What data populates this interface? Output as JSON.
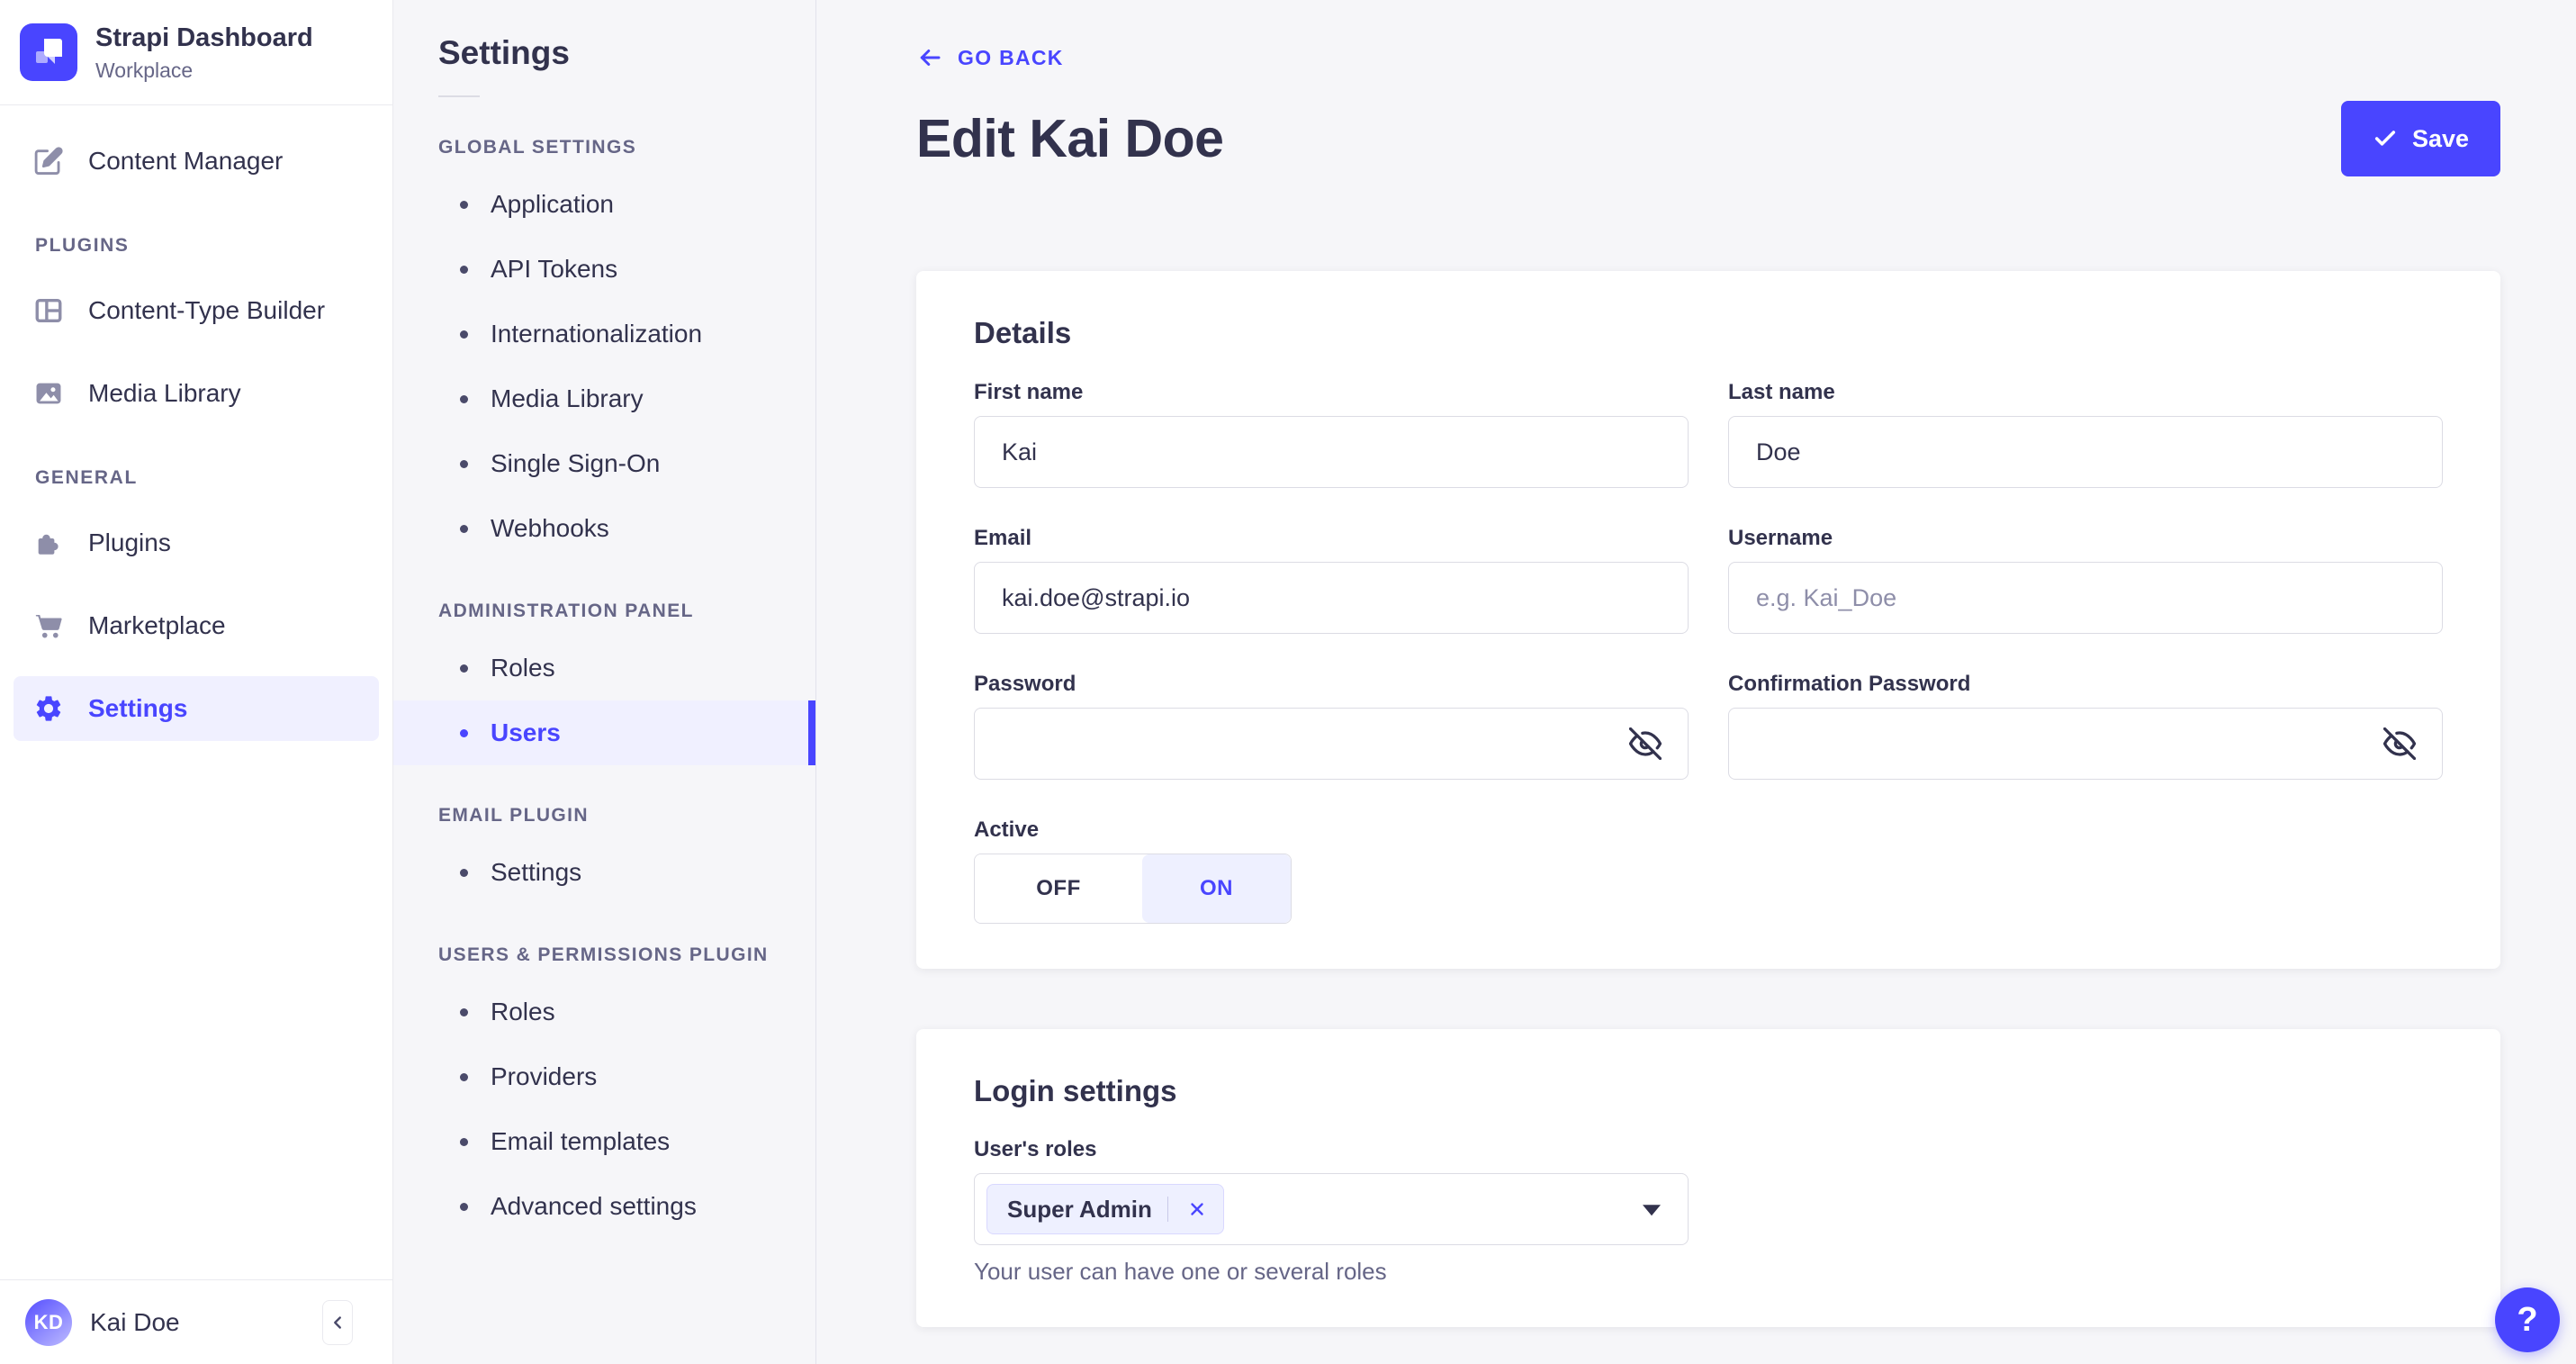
{
  "app": {
    "title": "Strapi Dashboard",
    "subtitle": "Workplace"
  },
  "sidebar": {
    "content_manager": "Content Manager",
    "sections": [
      {
        "title": "PLUGINS",
        "items": [
          {
            "label": "Content-Type Builder"
          },
          {
            "label": "Media Library"
          }
        ]
      },
      {
        "title": "GENERAL",
        "items": [
          {
            "label": "Plugins"
          },
          {
            "label": "Marketplace"
          },
          {
            "label": "Settings"
          }
        ]
      }
    ],
    "user": {
      "initials": "KD",
      "name": "Kai Doe"
    }
  },
  "subnav": {
    "title": "Settings",
    "sections": [
      {
        "title": "GLOBAL SETTINGS",
        "items": [
          "Application",
          "API Tokens",
          "Internationalization",
          "Media Library",
          "Single Sign-On",
          "Webhooks"
        ]
      },
      {
        "title": "ADMINISTRATION PANEL",
        "items": [
          "Roles",
          "Users"
        ],
        "active_item": "Users"
      },
      {
        "title": "EMAIL PLUGIN",
        "items": [
          "Settings"
        ]
      },
      {
        "title": "USERS & PERMISSIONS PLUGIN",
        "items": [
          "Roles",
          "Providers",
          "Email templates",
          "Advanced settings"
        ]
      }
    ]
  },
  "header": {
    "back": "GO BACK",
    "title": "Edit Kai Doe",
    "save": "Save"
  },
  "details": {
    "title": "Details",
    "first_name": {
      "label": "First name",
      "value": "Kai"
    },
    "last_name": {
      "label": "Last name",
      "value": "Doe"
    },
    "email": {
      "label": "Email",
      "value": "kai.doe@strapi.io"
    },
    "username": {
      "label": "Username",
      "value": "",
      "placeholder": "e.g. Kai_Doe"
    },
    "password": {
      "label": "Password",
      "value": ""
    },
    "confirm_password": {
      "label": "Confirmation Password",
      "value": ""
    },
    "active": {
      "label": "Active",
      "off": "OFF",
      "on": "ON",
      "value": "ON"
    }
  },
  "login": {
    "title": "Login settings",
    "roles_label": "User's roles",
    "tag": "Super Admin",
    "helper": "Your user can have one or several roles"
  },
  "help": {
    "label": "?"
  },
  "colors": {
    "primary": "#4945ff",
    "primary_light": "#f0f0ff",
    "text": "#32324d",
    "muted": "#666687",
    "border": "#dcdce4",
    "bg": "#f6f6f9"
  }
}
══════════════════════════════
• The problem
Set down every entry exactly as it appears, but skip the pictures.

• Written answer
What data populates this interface? Output as JSON.
{
  "app": {
    "title": "Strapi Dashboard",
    "subtitle": "Workplace"
  },
  "sidebar": {
    "content_manager": "Content Manager",
    "sections": [
      {
        "title": "PLUGINS",
        "items": [
          {
            "label": "Content-Type Builder"
          },
          {
            "label": "Media Library"
          }
        ]
      },
      {
        "title": "GENERAL",
        "items": [
          {
            "label": "Plugins"
          },
          {
            "label": "Marketplace"
          },
          {
            "label": "Settings"
          }
        ]
      }
    ],
    "user": {
      "initials": "KD",
      "name": "Kai Doe"
    }
  },
  "subnav": {
    "title": "Settings",
    "sections": [
      {
        "title": "GLOBAL SETTINGS",
        "items": [
          "Application",
          "API Tokens",
          "Internationalization",
          "Media Library",
          "Single Sign-On",
          "Webhooks"
        ]
      },
      {
        "title": "ADMINISTRATION PANEL",
        "items": [
          "Roles",
          "Users"
        ],
        "active_item": "Users"
      },
      {
        "title": "EMAIL PLUGIN",
        "items": [
          "Settings"
        ]
      },
      {
        "title": "USERS & PERMISSIONS PLUGIN",
        "items": [
          "Roles",
          "Providers",
          "Email templates",
          "Advanced settings"
        ]
      }
    ]
  },
  "header": {
    "back": "GO BACK",
    "title": "Edit Kai Doe",
    "save": "Save"
  },
  "details": {
    "title": "Details",
    "first_name": {
      "label": "First name",
      "value": "Kai"
    },
    "last_name": {
      "label": "Last name",
      "value": "Doe"
    },
    "email": {
      "label": "Email",
      "value": "kai.doe@strapi.io"
    },
    "username": {
      "label": "Username",
      "value": "",
      "placeholder": "e.g. Kai_Doe"
    },
    "password": {
      "label": "Password",
      "value": ""
    },
    "confirm_password": {
      "label": "Confirmation Password",
      "value": ""
    },
    "active": {
      "label": "Active",
      "off": "OFF",
      "on": "ON",
      "value": "ON"
    }
  },
  "login": {
    "title": "Login settings",
    "roles_label": "User's roles",
    "tag": "Super Admin",
    "helper": "Your user can have one or several roles"
  },
  "help": {
    "label": "?"
  },
  "colors": {
    "primary": "#4945ff",
    "primary_light": "#f0f0ff",
    "text": "#32324d",
    "muted": "#666687",
    "border": "#dcdce4",
    "bg": "#f6f6f9"
  }
}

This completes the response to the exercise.